6. Take every side opportunity you can.
There are all sorts of little opportunities to make more money if you pay attention. Doing things like helping someone shingle a roof for $10 an hour cash is an opportunity you can’t let pass by. Free meals? Take them. Twenty bucks for helping an old man clean out his garage? Do it. Ask around for odd jobs and other small-scale moneymaking opportunities – perhaps even get started on your own “handyman” business.
7. Minimize your possessions.
There are a lot of reasons for doing this. The biggest one is that the more stuff you have, the more money you’ve wasted. Also, fewer possessions mean that you need less room to live. For a while, all of my worldly possessions (clothes included) fit in a single Rubbermaid tub – and that made it extremely easy to actually live in someone’s living room for a while.
8. Make a steely commitment to succeed.
Even after you’ve done all of this, it still takes some serious commitment to make all of this work. You can get yourself in a position where you’re not spending more than you make, but it takes commitment to stay there. Remind yourself every day that you’re not going to waste money and that you’re going to spend less than you earn this week – and this month – and this year. That’s the one way you can get ahead.
9. Save automatically.
So what do you do when you are making more than you’re spending? Take that extra money and put it into a savings account. But just doing that every once in a while won’t cut it. Keep most of your money in a checking account, then go to the library and use the internet access there to set up an online savings account with a big bank, like ING or HSBC. Set up an automatic savings plan there to withdraw $10 a week from your main checking – or maybe even more. Then walk away and forget about it. What will happen? After a year, you’ll have $530 or so in the account. If you’ve put in more weekly, you’ll have even more.
10. Educate yourself.
While you’re putting yourself in a better financial place, spend your spare time educating yourself. Take classes at the nearest community college and work towards some kind of degree. If you need to, transfer to a state university – if you’ve been working on minimum wage for a long time and are actually making strong progress towards a degree, they will help you big time with paying for it. The key is getting started – see what your local community college has to offer.
One final tip: don’t give up the dream.

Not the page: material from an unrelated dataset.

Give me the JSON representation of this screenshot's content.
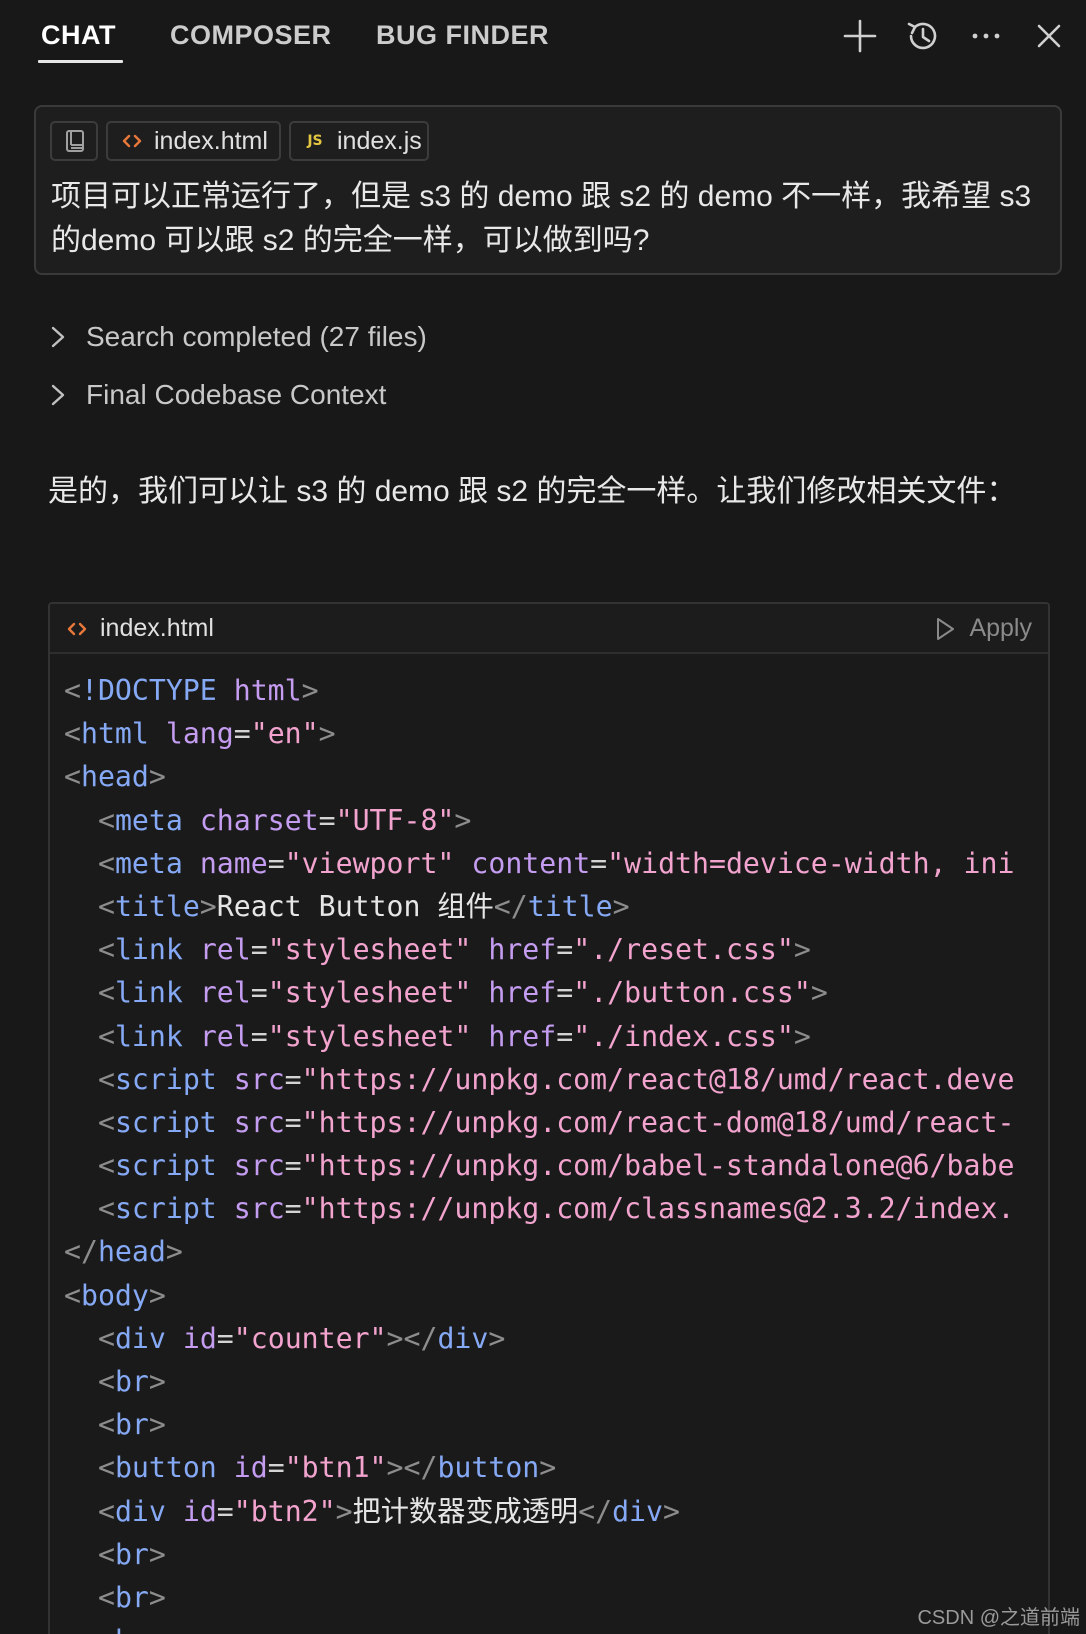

If you’re working a minimum wage job, either you’re very young, very lazy, or very unlucky. All of these can be overcome, but they take time and commitment and a lot of hard work. It’s very easy to give up the dream of a better life when you’re doing this. Don’t. You can succeed and you will succeed if you spend every day taking steps in the right direction. Surround yourself with people who are also fighting to go in the right direction. Don’t be resentful of people in a better situation than you – instead, use them as inspiration and realize that if you keep on the path, you’ll get there too.